RECORDED INFORMATION:
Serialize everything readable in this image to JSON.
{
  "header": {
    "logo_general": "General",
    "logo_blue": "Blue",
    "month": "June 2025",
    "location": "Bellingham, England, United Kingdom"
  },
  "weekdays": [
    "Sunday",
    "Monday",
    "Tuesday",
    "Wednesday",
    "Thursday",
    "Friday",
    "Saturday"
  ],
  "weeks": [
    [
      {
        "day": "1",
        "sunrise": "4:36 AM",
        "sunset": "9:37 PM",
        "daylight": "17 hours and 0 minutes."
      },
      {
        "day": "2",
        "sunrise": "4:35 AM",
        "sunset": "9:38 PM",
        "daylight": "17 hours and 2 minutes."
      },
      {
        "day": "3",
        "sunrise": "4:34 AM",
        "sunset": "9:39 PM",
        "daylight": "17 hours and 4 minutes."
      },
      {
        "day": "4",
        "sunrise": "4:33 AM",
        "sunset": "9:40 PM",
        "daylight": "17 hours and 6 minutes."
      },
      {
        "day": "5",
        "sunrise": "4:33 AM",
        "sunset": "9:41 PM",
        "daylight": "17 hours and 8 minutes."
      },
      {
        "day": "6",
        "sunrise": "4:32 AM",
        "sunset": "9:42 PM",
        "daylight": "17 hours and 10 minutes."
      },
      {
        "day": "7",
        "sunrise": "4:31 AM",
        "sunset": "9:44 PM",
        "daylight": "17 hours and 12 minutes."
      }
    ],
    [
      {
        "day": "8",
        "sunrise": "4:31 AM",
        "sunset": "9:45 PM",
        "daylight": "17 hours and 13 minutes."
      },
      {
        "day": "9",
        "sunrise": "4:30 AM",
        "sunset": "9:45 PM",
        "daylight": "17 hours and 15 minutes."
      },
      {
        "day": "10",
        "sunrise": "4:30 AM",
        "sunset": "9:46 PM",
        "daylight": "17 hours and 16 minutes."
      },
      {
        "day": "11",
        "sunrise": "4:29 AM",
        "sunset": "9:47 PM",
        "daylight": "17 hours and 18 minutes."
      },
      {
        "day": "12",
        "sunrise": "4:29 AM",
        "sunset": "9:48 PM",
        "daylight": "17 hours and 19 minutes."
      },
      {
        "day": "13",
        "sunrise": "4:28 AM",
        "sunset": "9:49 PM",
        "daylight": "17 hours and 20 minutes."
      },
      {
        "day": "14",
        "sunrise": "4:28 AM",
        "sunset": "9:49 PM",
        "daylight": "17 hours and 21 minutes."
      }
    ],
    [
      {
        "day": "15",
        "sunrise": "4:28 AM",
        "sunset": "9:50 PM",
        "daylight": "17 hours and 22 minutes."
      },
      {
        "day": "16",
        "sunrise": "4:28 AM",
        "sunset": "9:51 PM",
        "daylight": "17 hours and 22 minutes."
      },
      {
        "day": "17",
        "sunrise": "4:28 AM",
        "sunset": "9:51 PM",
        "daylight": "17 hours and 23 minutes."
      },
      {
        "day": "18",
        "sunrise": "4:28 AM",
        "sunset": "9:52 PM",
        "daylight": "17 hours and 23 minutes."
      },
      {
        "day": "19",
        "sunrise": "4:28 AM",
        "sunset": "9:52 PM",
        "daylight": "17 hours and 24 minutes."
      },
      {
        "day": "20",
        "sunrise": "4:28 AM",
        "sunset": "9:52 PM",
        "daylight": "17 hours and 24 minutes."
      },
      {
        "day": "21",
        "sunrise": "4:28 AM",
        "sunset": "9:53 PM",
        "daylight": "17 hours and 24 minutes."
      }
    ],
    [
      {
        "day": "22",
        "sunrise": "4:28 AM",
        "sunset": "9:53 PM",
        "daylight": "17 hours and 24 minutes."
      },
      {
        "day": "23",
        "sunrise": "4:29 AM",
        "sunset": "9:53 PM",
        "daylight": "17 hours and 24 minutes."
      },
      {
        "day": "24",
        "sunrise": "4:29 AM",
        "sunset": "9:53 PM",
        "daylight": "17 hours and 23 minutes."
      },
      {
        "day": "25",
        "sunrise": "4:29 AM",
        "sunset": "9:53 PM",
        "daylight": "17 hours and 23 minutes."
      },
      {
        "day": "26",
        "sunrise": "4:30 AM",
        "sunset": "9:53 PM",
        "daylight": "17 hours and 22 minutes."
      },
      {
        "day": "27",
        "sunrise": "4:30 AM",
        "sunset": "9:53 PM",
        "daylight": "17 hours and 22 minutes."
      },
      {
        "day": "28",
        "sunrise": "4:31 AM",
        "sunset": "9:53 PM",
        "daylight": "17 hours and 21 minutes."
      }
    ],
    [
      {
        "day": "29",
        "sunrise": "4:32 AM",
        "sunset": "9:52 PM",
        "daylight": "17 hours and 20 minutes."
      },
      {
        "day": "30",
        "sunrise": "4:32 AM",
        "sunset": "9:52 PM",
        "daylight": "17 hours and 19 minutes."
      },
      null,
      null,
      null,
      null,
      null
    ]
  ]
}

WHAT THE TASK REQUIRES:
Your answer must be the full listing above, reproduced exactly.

WRITTEN ANSWER:
Serialize everything readable in this image to JSON.
{
  "header": {
    "logo_general": "General",
    "logo_blue": "Blue",
    "month": "June 2025",
    "location": "Bellingham, England, United Kingdom"
  },
  "weekdays": [
    "Sunday",
    "Monday",
    "Tuesday",
    "Wednesday",
    "Thursday",
    "Friday",
    "Saturday"
  ],
  "weeks": [
    [
      {
        "day": "1",
        "sunrise": "4:36 AM",
        "sunset": "9:37 PM",
        "daylight": "17 hours and 0 minutes."
      },
      {
        "day": "2",
        "sunrise": "4:35 AM",
        "sunset": "9:38 PM",
        "daylight": "17 hours and 2 minutes."
      },
      {
        "day": "3",
        "sunrise": "4:34 AM",
        "sunset": "9:39 PM",
        "daylight": "17 hours and 4 minutes."
      },
      {
        "day": "4",
        "sunrise": "4:33 AM",
        "sunset": "9:40 PM",
        "daylight": "17 hours and 6 minutes."
      },
      {
        "day": "5",
        "sunrise": "4:33 AM",
        "sunset": "9:41 PM",
        "daylight": "17 hours and 8 minutes."
      },
      {
        "day": "6",
        "sunrise": "4:32 AM",
        "sunset": "9:42 PM",
        "daylight": "17 hours and 10 minutes."
      },
      {
        "day": "7",
        "sunrise": "4:31 AM",
        "sunset": "9:44 PM",
        "daylight": "17 hours and 12 minutes."
      }
    ],
    [
      {
        "day": "8",
        "sunrise": "4:31 AM",
        "sunset": "9:45 PM",
        "daylight": "17 hours and 13 minutes."
      },
      {
        "day": "9",
        "sunrise": "4:30 AM",
        "sunset": "9:45 PM",
        "daylight": "17 hours and 15 minutes."
      },
      {
        "day": "10",
        "sunrise": "4:30 AM",
        "sunset": "9:46 PM",
        "daylight": "17 hours and 16 minutes."
      },
      {
        "day": "11",
        "sunrise": "4:29 AM",
        "sunset": "9:47 PM",
        "daylight": "17 hours and 18 minutes."
      },
      {
        "day": "12",
        "sunrise": "4:29 AM",
        "sunset": "9:48 PM",
        "daylight": "17 hours and 19 minutes."
      },
      {
        "day": "13",
        "sunrise": "4:28 AM",
        "sunset": "9:49 PM",
        "daylight": "17 hours and 20 minutes."
      },
      {
        "day": "14",
        "sunrise": "4:28 AM",
        "sunset": "9:49 PM",
        "daylight": "17 hours and 21 minutes."
      }
    ],
    [
      {
        "day": "15",
        "sunrise": "4:28 AM",
        "sunset": "9:50 PM",
        "daylight": "17 hours and 22 minutes."
      },
      {
        "day": "16",
        "sunrise": "4:28 AM",
        "sunset": "9:51 PM",
        "daylight": "17 hours and 22 minutes."
      },
      {
        "day": "17",
        "sunrise": "4:28 AM",
        "sunset": "9:51 PM",
        "daylight": "17 hours and 23 minutes."
      },
      {
        "day": "18",
        "sunrise": "4:28 AM",
        "sunset": "9:52 PM",
        "daylight": "17 hours and 23 minutes."
      },
      {
        "day": "19",
        "sunrise": "4:28 AM",
        "sunset": "9:52 PM",
        "daylight": "17 hours and 24 minutes."
      },
      {
        "day": "20",
        "sunrise": "4:28 AM",
        "sunset": "9:52 PM",
        "daylight": "17 hours and 24 minutes."
      },
      {
        "day": "21",
        "sunrise": "4:28 AM",
        "sunset": "9:53 PM",
        "daylight": "17 hours and 24 minutes."
      }
    ],
    [
      {
        "day": "22",
        "sunrise": "4:28 AM",
        "sunset": "9:53 PM",
        "daylight": "17 hours and 24 minutes."
      },
      {
        "day": "23",
        "sunrise": "4:29 AM",
        "sunset": "9:53 PM",
        "daylight": "17 hours and 24 minutes."
      },
      {
        "day": "24",
        "sunrise": "4:29 AM",
        "sunset": "9:53 PM",
        "daylight": "17 hours and 23 minutes."
      },
      {
        "day": "25",
        "sunrise": "4:29 AM",
        "sunset": "9:53 PM",
        "daylight": "17 hours and 23 minutes."
      },
      {
        "day": "26",
        "sunrise": "4:30 AM",
        "sunset": "9:53 PM",
        "daylight": "17 hours and 22 minutes."
      },
      {
        "day": "27",
        "sunrise": "4:30 AM",
        "sunset": "9:53 PM",
        "daylight": "17 hours and 22 minutes."
      },
      {
        "day": "28",
        "sunrise": "4:31 AM",
        "sunset": "9:53 PM",
        "daylight": "17 hours and 21 minutes."
      }
    ],
    [
      {
        "day": "29",
        "sunrise": "4:32 AM",
        "sunset": "9:52 PM",
        "daylight": "17 hours and 20 minutes."
      },
      {
        "day": "30",
        "sunrise": "4:32 AM",
        "sunset": "9:52 PM",
        "daylight": "17 hours and 19 minutes."
      },
      null,
      null,
      null,
      null,
      null
    ]
  ]
}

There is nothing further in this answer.